__How to complete this task__.
Give all the data again exactly.
——
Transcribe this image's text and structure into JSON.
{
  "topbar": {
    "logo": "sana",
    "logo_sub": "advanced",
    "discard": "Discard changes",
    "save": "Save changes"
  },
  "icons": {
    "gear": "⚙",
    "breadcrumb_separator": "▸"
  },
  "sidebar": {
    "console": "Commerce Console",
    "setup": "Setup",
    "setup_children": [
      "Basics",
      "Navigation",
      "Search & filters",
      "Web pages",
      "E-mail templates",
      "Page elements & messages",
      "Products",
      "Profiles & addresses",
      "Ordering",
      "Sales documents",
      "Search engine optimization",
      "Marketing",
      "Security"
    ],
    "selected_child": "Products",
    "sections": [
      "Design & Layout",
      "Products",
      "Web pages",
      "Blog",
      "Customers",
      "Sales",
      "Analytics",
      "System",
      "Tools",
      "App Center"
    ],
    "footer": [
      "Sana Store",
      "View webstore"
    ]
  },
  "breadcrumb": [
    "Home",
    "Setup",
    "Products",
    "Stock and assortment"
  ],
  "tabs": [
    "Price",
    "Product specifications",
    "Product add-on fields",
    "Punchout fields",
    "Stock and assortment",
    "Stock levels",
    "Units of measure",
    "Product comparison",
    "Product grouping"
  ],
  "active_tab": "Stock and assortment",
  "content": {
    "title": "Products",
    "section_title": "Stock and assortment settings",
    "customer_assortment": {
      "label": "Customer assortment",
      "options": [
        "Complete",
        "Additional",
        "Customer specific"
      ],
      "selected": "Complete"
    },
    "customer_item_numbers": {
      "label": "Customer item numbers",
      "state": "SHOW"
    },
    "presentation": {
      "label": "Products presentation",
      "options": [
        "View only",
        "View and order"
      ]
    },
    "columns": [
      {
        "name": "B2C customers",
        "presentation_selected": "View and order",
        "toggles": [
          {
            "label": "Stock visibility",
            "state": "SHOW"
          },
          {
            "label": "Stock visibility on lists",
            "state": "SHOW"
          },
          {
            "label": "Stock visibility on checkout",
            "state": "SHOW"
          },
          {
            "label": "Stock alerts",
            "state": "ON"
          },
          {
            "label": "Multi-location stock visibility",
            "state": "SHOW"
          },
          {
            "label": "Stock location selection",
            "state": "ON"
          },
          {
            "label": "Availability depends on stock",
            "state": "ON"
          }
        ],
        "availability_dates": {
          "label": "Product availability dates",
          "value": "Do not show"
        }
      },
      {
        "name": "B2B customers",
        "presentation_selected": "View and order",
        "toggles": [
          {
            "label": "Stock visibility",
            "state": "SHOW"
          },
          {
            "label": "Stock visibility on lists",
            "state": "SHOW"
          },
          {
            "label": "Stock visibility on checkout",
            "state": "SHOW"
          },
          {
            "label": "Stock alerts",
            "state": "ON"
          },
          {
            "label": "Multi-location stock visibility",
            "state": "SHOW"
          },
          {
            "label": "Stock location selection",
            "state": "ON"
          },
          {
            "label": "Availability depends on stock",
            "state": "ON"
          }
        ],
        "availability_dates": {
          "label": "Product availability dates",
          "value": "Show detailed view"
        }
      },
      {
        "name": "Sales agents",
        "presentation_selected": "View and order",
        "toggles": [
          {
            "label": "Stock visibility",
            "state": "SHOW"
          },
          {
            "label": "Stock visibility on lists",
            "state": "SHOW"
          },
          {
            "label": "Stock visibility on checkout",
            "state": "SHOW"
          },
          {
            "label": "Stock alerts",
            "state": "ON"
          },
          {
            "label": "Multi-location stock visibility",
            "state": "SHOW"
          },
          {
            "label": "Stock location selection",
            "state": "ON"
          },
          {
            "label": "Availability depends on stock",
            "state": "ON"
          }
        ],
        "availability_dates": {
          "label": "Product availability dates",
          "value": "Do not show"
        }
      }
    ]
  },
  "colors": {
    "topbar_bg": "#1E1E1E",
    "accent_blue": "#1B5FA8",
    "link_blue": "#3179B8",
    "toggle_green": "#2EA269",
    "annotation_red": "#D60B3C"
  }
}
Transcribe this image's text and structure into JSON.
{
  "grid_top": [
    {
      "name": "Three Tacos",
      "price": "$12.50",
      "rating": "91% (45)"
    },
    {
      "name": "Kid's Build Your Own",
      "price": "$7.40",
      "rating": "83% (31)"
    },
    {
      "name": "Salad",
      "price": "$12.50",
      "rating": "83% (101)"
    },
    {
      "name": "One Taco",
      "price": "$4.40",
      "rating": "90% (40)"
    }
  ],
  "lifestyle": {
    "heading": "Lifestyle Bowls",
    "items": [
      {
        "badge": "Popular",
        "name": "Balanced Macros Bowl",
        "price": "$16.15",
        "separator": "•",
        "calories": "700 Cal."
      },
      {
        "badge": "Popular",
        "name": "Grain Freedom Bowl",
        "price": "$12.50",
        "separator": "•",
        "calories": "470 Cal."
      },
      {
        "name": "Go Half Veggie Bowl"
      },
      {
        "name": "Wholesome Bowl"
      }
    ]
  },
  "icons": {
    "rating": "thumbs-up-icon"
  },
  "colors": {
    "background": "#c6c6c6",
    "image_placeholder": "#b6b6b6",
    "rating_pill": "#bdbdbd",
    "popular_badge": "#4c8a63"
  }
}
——
__Your solution__.
Transcribe this image's text and structure into JSON.
{
  "topbar": {
    "logo": "sana",
    "logo_sub": "advanced",
    "discard": "Discard changes",
    "save": "Save changes"
  },
  "icons": {
    "gear": "⚙",
    "breadcrumb_separator": "▸"
  },
  "sidebar": {
    "console": "Commerce Console",
    "setup": "Setup",
    "setup_children": [
      "Basics",
      "Navigation",
      "Search & filters",
      "Web pages",
      "E-mail templates",
      "Page elements & messages",
      "Products",
      "Profiles & addresses",
      "Ordering",
      "Sales documents",
      "Search engine optimization",
      "Marketing",
      "Security"
    ],
    "selected_child": "Products",
    "sections": [
      "Design & Layout",
      "Products",
      "Web pages",
      "Blog",
      "Customers",
      "Sales",
      "Analytics",
      "System",
      "Tools",
      "App Center"
    ],
    "footer": [
      "Sana Store",
      "View webstore"
    ]
  },
  "breadcrumb": [
    "Home",
    "Setup",
    "Products",
    "Stock and assortment"
  ],
  "tabs": [
    "Price",
    "Product specifications",
    "Product add-on fields",
    "Punchout fields",
    "Stock and assortment",
    "Stock levels",
    "Units of measure",
    "Product comparison",
    "Product grouping"
  ],
  "active_tab": "Stock and assortment",
  "content": {
    "title": "Products",
    "section_title": "Stock and assortment settings",
    "customer_assortment": {
      "label": "Customer assortment",
      "options": [
        "Complete",
        "Additional",
        "Customer specific"
      ],
      "selected": "Complete"
    },
    "customer_item_numbers": {
      "label": "Customer item numbers",
      "state": "SHOW"
    },
    "presentation": {
      "label": "Products presentation",
      "options": [
        "View only",
        "View and order"
      ]
    },
    "columns": [
      {
        "name": "B2C customers",
        "presentation_selected": "View and order",
        "toggles": [
          {
            "label": "Stock visibility",
            "state": "SHOW"
          },
          {
            "label": "Stock visibility on lists",
            "state": "SHOW"
          },
          {
            "label": "Stock visibility on checkout",
            "state": "SHOW"
          },
          {
            "label": "Stock alerts",
            "state": "ON"
          },
          {
            "label": "Multi-location stock visibility",
            "state": "SHOW"
          },
          {
            "label": "Stock location selection",
            "state": "ON"
          },
          {
            "label": "Availability depends on stock",
            "state": "ON"
          }
        ],
        "availability_dates": {
          "label": "Product availability dates",
          "value": "Do not show"
        }
      },
      {
        "name": "B2B customers",
        "presentation_selected": "View and order",
        "toggles": [
          {
            "label": "Stock visibility",
            "state": "SHOW"
          },
          {
            "label": "Stock visibility on lists",
            "state": "SHOW"
          },
          {
            "label": "Stock visibility on checkout",
            "state": "SHOW"
          },
          {
            "label": "Stock alerts",
            "state": "ON"
          },
          {
            "label": "Multi-location stock visibility",
            "state": "SHOW"
          },
          {
            "label": "Stock location selection",
            "state": "ON"
          },
          {
            "label": "Availability depends on stock",
            "state": "ON"
          }
        ],
        "availability_dates": {
          "label": "Product availability dates",
          "value": "Show detailed view"
        }
      },
      {
        "name": "Sales agents",
        "presentation_selected": "View and order",
        "toggles": [
          {
            "label": "Stock visibility",
            "state": "SHOW"
          },
          {
            "label": "Stock visibility on lists",
            "state": "SHOW"
          },
          {
            "label": "Stock visibility on checkout",
            "state": "SHOW"
          },
          {
            "label": "Stock alerts",
            "state": "ON"
          },
          {
            "label": "Multi-location stock visibility",
            "state": "SHOW"
          },
          {
            "label": "Stock location selection",
            "state": "ON"
          },
          {
            "label": "Availability depends on stock",
            "state": "ON"
          }
        ],
        "availability_dates": {
          "label": "Product availability dates",
          "value": "Do not show"
        }
      }
    ]
  },
  "colors": {
    "topbar_bg": "#1E1E1E",
    "accent_blue": "#1B5FA8",
    "link_blue": "#3179B8",
    "toggle_green": "#2EA269",
    "annotation_red": "#D60B3C"
  }
}
Transcribe this image's text and structure into JSON.
{
  "grid_top": [
    {
      "name": "Three Tacos",
      "price": "$12.50",
      "rating": "91% (45)"
    },
    {
      "name": "Kid's Build Your Own",
      "price": "$7.40",
      "rating": "83% (31)"
    },
    {
      "name": "Salad",
      "price": "$12.50",
      "rating": "83% (101)"
    },
    {
      "name": "One Taco",
      "price": "$4.40",
      "rating": "90% (40)"
    }
  ],
  "lifestyle": {
    "heading": "Lifestyle Bowls",
    "items": [
      {
        "badge": "Popular",
        "name": "Balanced Macros Bowl",
        "price": "$16.15",
        "separator": "•",
        "calories": "700 Cal."
      },
      {
        "badge": "Popular",
        "name": "Grain Freedom Bowl",
        "price": "$12.50",
        "separator": "•",
        "calories": "470 Cal."
      },
      {
        "name": "Go Half Veggie Bowl"
      },
      {
        "name": "Wholesome Bowl"
      }
    ]
  },
  "icons": {
    "rating": "thumbs-up-icon"
  },
  "colors": {
    "background": "#c6c6c6",
    "image_placeholder": "#b6b6b6",
    "rating_pill": "#bdbdbd",
    "popular_badge": "#4c8a63"
  }
}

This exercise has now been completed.